“I will find them, I promise you that.”

The Impossible is based on the true story of the Alvaraz family and their incredible struggle to survive the Tsunami which devastated Thailand in 2004. Though the family’s nationality has been changed from Spanish to British the film is apparently a credible recreation of events. Ewan McGregor and Naomi Watts play parents whose career worries fade into insignificance when they are separated from each other by the disaster. Henry (McGregor) is left with two of their boys, while eldest son Lucas (Tom Holland) is swept away with Maria (Watts).
Director Juan Antonio Bayano made his feature debut with the creepy horror film The Orphanage (2007) and you can see the influence of that genre here. Bayano builds tension with close-ups of everyday objects being used (a juice blender, a ball bouncing) that coupled together with the ominous music seem to act as portents. The first act makes it very clear the devastating the effects of the Tsunami hitting the resort and the sound design department captures every crunching noise as trees are snapped like twigs, buildings demolished, and people dragged underwater. Camerawork is often handheld and used to disorient the viewer.
It would be unfair to reveal any more except to say after this powerful opening sequence the film becomes a journey through a ruined landscape as the survivors come together and try to find their own folk. While Watts received an Oscar nomination for her performance and McGregor also impresses young Tom Holland steals the film as the resourceful Lucas. There is also a striking but all too brief appearance from Geraldine Chaplin as a kindly stranger.
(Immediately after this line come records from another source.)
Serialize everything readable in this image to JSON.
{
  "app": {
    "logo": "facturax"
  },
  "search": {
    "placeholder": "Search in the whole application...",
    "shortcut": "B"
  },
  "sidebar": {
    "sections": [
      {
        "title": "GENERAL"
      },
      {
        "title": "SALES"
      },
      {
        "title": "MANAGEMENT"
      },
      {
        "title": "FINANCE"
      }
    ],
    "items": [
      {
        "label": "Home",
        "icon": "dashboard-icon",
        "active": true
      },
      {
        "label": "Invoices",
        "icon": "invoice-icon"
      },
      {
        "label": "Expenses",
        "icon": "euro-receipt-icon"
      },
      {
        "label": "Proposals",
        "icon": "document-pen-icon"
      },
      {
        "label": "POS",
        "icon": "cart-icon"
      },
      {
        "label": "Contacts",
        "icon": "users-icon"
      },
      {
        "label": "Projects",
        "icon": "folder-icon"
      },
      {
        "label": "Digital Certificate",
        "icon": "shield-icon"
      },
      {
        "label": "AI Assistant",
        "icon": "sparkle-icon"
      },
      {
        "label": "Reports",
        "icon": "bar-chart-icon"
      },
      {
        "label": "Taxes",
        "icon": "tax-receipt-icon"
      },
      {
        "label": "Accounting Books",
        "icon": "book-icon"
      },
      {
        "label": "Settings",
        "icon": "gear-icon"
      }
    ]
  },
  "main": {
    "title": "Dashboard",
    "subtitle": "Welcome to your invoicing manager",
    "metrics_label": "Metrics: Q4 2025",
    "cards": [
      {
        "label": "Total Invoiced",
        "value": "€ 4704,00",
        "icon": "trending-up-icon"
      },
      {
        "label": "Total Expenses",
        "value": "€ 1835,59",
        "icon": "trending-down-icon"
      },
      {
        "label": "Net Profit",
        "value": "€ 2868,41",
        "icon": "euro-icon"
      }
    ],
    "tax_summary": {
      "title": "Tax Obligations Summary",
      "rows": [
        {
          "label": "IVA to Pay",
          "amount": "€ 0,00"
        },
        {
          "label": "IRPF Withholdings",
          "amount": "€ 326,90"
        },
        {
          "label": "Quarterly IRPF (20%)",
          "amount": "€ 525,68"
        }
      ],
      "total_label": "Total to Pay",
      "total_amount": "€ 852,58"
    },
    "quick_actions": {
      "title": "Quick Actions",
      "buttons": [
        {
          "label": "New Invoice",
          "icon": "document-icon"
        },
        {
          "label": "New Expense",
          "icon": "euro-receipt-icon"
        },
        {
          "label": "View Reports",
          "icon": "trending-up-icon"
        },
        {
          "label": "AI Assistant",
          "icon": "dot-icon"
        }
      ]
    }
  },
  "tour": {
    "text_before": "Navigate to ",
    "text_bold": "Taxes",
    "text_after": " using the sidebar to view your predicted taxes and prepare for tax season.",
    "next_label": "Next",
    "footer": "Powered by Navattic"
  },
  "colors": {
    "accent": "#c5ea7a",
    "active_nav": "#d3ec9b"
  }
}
The Impossible is a powerful but ultimately rewarding viewing experience. 


Written by Sergio G. Sánchez, Maria Bélon
Directed by Juan Antonio Bayano
Running time 114 mins